------ GIVEN INFORMATION
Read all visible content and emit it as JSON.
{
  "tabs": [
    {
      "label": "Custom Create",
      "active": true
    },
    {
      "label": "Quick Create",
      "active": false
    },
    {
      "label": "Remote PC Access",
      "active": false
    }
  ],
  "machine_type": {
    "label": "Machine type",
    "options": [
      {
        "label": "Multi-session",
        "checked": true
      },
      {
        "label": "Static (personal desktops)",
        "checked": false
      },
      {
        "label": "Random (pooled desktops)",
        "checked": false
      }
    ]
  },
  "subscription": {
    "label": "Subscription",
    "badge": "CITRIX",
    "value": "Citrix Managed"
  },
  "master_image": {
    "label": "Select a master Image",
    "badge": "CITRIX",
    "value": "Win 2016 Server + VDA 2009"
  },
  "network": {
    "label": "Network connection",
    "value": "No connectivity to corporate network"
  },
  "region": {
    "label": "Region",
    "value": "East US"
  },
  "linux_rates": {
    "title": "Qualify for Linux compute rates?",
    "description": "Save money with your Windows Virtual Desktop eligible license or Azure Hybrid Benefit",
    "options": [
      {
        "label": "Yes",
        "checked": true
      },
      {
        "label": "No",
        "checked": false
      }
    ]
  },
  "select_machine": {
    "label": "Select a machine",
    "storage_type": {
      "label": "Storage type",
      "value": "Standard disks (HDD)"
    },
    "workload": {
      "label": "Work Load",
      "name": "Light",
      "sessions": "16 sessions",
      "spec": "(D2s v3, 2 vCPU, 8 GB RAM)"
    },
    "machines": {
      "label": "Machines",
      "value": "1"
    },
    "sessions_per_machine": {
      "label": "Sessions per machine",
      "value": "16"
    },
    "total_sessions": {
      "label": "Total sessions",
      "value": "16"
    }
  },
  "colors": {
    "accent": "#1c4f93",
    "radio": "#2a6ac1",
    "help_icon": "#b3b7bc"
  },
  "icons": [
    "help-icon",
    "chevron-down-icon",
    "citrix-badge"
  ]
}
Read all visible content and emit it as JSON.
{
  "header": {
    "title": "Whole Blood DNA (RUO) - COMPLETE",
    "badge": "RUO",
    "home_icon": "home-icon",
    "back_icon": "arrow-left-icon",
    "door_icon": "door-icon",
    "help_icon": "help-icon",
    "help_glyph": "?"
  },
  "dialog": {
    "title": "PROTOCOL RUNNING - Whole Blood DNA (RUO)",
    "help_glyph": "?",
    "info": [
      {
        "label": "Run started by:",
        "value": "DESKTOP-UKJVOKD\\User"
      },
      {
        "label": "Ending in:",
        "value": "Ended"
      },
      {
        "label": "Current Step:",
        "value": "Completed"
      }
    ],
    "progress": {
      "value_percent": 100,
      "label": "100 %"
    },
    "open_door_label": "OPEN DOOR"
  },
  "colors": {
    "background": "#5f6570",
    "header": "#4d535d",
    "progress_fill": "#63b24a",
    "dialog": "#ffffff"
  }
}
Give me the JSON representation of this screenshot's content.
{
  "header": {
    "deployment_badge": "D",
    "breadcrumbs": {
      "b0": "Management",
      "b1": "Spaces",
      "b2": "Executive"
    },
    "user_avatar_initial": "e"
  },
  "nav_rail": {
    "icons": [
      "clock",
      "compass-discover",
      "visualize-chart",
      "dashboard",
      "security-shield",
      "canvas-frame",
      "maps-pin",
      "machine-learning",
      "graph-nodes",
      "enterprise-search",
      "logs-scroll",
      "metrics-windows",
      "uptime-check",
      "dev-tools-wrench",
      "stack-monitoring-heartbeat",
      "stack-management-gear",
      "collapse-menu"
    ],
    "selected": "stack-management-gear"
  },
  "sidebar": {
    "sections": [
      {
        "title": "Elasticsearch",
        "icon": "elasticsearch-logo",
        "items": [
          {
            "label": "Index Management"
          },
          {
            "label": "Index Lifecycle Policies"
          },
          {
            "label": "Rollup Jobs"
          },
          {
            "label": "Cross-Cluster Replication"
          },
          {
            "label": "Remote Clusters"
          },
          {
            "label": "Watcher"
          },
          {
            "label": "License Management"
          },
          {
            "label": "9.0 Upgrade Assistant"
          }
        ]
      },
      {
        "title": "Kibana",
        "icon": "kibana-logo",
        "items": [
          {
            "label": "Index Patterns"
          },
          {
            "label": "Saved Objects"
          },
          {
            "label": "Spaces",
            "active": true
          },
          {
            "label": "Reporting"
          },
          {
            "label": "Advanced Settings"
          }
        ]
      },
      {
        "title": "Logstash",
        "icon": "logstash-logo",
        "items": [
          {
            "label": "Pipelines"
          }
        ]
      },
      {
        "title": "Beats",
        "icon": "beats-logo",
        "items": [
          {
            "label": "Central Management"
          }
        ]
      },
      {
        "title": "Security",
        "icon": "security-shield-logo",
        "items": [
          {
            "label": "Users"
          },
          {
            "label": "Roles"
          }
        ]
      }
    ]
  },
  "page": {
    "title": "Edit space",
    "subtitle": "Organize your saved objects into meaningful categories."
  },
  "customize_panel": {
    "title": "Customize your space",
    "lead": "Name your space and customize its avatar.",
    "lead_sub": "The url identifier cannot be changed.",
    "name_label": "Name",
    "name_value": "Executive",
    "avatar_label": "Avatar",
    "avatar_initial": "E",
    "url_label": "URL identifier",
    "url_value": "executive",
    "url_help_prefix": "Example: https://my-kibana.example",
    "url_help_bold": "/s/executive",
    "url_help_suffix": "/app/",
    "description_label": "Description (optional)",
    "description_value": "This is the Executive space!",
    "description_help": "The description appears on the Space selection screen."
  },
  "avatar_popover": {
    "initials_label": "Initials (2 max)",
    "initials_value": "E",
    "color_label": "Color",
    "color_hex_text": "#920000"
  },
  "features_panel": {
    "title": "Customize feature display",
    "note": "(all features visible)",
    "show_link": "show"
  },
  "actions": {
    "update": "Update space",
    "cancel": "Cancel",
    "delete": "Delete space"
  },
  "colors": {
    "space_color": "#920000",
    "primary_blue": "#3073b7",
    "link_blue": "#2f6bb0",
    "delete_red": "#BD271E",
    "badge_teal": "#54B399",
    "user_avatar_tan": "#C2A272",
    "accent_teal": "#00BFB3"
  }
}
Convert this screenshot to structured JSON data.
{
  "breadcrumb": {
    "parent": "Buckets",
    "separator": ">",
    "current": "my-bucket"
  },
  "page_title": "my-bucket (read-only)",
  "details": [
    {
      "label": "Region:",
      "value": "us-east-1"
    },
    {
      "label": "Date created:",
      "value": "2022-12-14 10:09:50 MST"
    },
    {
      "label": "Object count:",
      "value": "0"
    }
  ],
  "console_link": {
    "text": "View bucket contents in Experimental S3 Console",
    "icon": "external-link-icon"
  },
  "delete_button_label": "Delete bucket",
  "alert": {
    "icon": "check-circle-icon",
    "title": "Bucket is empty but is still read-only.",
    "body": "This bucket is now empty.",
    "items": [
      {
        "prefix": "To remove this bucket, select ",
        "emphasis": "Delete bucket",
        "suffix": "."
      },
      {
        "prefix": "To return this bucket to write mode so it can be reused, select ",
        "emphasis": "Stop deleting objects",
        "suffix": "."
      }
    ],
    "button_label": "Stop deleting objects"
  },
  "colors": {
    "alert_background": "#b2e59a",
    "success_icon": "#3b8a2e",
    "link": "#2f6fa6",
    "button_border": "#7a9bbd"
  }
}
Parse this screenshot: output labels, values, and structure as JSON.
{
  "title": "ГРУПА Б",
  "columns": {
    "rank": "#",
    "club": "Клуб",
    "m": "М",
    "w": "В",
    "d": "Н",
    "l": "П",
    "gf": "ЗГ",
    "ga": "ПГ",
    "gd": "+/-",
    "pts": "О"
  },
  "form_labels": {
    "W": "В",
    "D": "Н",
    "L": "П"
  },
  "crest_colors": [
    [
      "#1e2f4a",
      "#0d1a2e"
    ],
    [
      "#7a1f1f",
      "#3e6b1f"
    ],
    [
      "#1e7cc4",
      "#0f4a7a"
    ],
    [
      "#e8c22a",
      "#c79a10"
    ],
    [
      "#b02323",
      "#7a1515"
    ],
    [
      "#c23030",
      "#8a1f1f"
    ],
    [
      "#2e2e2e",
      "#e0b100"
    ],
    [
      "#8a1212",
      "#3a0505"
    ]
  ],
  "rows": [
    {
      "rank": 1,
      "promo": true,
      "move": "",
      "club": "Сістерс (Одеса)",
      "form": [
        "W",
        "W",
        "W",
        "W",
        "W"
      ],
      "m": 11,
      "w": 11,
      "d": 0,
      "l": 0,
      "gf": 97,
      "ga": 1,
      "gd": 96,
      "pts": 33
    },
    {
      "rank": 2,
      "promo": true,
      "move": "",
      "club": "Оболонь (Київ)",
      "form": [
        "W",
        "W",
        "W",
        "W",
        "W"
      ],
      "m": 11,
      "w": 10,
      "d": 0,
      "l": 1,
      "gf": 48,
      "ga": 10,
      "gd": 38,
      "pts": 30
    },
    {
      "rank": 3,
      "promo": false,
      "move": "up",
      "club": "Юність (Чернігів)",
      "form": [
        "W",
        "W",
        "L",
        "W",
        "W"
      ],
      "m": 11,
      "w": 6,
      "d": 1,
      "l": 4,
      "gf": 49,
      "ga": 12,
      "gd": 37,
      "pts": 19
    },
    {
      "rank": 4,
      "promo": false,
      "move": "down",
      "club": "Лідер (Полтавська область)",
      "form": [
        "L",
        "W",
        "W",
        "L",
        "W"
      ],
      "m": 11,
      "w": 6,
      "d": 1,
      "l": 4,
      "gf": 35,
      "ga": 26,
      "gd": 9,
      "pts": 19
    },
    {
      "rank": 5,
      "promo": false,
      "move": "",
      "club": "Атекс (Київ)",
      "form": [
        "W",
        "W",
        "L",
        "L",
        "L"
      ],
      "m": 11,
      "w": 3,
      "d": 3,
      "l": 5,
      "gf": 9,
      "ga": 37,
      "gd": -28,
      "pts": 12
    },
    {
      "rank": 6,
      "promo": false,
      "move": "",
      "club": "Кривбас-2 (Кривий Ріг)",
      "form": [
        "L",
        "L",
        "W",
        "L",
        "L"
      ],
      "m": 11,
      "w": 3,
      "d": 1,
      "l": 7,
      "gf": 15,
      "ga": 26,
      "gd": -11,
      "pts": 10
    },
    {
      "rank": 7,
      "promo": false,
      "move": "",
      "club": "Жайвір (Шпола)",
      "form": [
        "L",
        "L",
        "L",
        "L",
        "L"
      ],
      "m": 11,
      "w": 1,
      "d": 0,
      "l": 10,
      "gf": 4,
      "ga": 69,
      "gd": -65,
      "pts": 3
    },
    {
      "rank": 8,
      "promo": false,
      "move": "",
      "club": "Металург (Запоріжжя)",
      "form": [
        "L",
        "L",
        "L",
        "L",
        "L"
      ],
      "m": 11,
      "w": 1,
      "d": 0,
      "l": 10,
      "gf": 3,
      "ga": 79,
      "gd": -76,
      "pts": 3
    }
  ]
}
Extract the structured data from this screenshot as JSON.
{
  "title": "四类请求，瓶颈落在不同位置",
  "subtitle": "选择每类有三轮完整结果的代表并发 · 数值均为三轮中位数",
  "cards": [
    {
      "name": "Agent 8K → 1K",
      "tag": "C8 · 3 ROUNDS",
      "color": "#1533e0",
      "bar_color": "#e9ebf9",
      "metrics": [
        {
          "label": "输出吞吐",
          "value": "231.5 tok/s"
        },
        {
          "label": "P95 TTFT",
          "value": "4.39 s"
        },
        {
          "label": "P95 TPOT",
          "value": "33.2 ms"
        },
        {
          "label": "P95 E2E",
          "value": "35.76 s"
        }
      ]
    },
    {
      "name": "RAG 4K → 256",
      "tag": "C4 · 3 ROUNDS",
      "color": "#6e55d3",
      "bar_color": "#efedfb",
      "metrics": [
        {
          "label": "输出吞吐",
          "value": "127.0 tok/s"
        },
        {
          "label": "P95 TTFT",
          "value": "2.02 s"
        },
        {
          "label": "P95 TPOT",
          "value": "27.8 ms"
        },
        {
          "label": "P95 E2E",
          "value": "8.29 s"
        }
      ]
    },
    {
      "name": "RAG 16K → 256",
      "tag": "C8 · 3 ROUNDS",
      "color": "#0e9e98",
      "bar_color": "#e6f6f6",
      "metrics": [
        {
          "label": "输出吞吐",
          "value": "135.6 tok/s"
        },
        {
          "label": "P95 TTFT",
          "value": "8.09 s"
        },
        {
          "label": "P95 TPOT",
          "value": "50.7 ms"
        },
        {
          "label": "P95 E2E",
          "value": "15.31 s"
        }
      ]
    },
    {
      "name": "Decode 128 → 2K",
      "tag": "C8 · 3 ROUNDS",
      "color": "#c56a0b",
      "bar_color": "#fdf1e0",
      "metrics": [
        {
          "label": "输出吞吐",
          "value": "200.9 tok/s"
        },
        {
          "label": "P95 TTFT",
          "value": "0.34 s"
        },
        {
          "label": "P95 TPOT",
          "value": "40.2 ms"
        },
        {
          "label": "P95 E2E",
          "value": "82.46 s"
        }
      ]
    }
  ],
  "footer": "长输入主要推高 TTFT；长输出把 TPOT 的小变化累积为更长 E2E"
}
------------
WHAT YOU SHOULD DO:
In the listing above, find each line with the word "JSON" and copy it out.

WORKED SOLUTION:
Read all visible content and emit it as JSON.
Read all visible content and emit it as JSON.
Give me the JSON representation of this screenshot's content.
Convert this screenshot to structured JSON data.
Parse this screenshot: output labels, values, and structure as JSON.
Extract the structured data from this screenshot as JSON.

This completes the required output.